=== Exercise brief ===
Lines with the word "JSON": copy all of them from the entries below.

%%

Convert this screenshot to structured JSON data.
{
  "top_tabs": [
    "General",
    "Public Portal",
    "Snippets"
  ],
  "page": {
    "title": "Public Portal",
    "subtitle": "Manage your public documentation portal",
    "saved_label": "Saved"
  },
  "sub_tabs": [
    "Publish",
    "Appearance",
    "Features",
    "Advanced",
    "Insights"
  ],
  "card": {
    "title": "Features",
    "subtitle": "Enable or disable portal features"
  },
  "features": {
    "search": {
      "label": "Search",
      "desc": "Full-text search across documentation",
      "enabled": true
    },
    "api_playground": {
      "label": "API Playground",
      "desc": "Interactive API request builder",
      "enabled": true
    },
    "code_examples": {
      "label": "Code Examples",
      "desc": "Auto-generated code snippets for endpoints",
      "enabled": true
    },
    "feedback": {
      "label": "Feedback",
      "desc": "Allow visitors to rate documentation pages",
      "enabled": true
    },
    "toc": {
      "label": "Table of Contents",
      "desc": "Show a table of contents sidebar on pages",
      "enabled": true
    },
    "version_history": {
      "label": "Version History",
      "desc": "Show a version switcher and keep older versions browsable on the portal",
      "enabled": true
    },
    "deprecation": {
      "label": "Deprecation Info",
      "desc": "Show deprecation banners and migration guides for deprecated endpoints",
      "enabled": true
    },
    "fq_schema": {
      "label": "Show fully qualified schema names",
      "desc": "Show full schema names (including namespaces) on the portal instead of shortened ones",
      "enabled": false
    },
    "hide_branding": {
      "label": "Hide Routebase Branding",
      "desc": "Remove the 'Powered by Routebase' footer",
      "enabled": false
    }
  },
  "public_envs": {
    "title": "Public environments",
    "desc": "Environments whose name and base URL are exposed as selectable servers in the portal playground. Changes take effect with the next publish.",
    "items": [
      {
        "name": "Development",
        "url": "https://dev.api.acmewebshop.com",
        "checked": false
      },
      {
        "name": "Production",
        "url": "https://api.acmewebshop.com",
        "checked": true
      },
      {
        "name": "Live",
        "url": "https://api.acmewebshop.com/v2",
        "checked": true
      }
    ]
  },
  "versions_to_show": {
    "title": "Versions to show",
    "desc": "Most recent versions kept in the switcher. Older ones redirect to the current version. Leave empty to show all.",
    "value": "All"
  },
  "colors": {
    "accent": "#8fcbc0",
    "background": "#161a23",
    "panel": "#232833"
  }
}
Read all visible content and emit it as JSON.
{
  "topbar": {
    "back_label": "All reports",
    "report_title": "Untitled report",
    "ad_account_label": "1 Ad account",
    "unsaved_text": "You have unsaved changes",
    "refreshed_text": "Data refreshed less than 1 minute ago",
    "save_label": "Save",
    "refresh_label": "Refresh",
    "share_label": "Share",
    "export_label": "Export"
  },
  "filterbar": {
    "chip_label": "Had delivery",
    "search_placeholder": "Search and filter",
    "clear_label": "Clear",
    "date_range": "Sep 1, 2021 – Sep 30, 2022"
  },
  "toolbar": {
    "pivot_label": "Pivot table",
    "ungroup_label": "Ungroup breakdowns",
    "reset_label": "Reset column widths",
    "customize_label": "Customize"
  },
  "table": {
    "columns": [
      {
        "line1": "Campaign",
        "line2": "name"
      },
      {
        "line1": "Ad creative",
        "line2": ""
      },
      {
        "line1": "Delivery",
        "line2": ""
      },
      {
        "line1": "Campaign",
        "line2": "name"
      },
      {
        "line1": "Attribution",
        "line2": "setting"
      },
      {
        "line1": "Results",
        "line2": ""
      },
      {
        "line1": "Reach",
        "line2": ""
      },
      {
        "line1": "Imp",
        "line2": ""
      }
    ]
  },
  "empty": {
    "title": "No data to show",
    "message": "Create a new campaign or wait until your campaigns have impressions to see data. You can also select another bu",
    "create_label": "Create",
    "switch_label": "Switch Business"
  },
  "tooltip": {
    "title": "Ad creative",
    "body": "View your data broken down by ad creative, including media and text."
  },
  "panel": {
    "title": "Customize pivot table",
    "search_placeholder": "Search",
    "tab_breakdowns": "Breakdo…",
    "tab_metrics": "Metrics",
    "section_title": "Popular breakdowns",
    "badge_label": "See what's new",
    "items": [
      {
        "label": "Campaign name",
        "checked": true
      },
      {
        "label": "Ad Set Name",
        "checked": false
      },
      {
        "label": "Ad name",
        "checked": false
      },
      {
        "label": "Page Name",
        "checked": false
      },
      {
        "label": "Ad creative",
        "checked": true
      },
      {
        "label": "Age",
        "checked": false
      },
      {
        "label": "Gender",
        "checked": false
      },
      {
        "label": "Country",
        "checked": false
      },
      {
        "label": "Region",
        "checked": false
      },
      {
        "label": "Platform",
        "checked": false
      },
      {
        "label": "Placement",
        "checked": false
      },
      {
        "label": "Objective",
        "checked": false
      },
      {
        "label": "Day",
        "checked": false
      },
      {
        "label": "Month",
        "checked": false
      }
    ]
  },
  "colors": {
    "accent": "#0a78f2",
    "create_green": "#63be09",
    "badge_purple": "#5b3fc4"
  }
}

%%

=== Problem solution ===
Convert this screenshot to structured JSON data.
Read all visible content and emit it as JSON.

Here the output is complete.